-- Extracted information follows --

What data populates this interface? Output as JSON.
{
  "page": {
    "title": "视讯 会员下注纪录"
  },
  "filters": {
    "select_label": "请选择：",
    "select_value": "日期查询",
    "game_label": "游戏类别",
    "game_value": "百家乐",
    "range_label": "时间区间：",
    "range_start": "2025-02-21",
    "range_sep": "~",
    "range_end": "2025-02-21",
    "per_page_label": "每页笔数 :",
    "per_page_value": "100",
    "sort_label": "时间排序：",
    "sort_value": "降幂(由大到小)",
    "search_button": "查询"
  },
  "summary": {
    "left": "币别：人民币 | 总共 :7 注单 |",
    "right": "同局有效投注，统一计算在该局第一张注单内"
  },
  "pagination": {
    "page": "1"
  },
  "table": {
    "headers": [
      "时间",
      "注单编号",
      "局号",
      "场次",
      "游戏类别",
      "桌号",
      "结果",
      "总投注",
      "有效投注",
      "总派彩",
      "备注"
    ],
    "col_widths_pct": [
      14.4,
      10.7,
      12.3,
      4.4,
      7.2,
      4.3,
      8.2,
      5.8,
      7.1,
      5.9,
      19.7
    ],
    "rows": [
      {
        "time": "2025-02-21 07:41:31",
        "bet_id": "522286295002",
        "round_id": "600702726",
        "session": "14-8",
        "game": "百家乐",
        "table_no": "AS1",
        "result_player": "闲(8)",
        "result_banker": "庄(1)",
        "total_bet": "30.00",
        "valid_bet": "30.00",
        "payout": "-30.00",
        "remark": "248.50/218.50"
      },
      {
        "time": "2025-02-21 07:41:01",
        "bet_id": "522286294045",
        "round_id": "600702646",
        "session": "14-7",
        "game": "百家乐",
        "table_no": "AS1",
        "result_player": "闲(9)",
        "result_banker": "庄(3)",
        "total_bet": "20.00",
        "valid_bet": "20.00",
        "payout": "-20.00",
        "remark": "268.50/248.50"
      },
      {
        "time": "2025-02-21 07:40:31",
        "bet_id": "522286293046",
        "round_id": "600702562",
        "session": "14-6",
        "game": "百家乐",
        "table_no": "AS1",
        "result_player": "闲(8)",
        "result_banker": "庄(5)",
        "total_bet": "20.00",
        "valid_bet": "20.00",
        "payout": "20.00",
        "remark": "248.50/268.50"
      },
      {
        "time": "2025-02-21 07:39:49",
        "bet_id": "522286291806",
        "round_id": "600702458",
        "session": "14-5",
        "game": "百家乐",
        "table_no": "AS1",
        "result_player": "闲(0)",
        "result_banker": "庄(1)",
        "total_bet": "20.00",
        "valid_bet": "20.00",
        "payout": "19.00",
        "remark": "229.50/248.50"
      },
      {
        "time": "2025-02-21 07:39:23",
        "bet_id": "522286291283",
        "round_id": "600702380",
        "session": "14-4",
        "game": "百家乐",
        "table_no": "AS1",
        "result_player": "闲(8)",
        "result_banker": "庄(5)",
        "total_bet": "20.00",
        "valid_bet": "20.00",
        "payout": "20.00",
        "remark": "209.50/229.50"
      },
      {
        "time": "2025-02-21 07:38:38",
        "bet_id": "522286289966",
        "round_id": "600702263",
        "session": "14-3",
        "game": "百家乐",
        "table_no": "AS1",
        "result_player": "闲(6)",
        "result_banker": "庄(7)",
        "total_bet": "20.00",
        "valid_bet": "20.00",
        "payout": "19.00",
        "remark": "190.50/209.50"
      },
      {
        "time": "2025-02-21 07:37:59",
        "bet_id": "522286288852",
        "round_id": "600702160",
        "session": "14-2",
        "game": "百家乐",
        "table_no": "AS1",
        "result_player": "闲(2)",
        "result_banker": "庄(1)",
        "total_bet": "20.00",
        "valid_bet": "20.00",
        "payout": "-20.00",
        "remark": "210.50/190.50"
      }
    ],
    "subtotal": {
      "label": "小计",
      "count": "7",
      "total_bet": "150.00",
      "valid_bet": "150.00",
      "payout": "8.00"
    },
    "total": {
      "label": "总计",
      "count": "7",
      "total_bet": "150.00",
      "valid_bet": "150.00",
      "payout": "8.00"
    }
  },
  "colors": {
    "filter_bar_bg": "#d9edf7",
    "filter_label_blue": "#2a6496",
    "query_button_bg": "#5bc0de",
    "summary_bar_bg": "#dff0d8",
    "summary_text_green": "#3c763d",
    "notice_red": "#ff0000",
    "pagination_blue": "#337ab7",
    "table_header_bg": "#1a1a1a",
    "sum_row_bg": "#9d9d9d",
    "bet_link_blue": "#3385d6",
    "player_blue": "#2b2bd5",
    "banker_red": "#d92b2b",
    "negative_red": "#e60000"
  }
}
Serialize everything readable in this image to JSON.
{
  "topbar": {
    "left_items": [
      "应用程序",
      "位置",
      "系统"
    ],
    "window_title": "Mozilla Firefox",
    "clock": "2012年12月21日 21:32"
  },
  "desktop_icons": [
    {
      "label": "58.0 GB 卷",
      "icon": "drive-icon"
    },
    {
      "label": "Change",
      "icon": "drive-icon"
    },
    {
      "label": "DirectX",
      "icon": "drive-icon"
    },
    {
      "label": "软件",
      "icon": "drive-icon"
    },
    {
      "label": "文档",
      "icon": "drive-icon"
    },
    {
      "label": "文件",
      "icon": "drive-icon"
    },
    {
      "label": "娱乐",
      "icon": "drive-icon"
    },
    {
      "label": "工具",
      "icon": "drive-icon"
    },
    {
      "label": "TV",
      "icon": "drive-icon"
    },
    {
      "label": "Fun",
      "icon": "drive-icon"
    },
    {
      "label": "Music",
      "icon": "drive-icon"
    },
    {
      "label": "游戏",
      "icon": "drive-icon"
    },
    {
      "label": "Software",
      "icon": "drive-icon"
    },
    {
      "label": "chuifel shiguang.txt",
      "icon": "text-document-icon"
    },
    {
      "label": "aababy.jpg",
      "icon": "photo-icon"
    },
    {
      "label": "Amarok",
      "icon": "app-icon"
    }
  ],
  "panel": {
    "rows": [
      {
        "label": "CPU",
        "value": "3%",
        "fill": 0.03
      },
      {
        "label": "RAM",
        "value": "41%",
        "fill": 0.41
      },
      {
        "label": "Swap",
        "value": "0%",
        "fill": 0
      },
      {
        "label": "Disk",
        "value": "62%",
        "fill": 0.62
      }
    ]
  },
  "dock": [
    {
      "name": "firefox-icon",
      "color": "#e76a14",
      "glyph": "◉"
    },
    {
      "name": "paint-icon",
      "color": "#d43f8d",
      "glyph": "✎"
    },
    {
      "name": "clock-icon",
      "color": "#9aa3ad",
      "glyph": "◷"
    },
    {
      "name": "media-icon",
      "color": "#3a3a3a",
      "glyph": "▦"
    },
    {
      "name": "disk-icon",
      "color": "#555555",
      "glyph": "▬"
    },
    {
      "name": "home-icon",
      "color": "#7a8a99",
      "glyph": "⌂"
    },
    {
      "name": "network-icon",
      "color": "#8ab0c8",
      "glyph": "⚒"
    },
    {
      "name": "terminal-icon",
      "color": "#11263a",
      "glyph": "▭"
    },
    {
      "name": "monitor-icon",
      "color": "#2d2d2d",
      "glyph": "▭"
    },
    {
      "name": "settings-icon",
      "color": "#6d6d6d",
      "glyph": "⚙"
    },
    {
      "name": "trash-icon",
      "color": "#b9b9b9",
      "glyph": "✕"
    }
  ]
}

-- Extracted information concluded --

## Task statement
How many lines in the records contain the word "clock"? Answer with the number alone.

## Response
2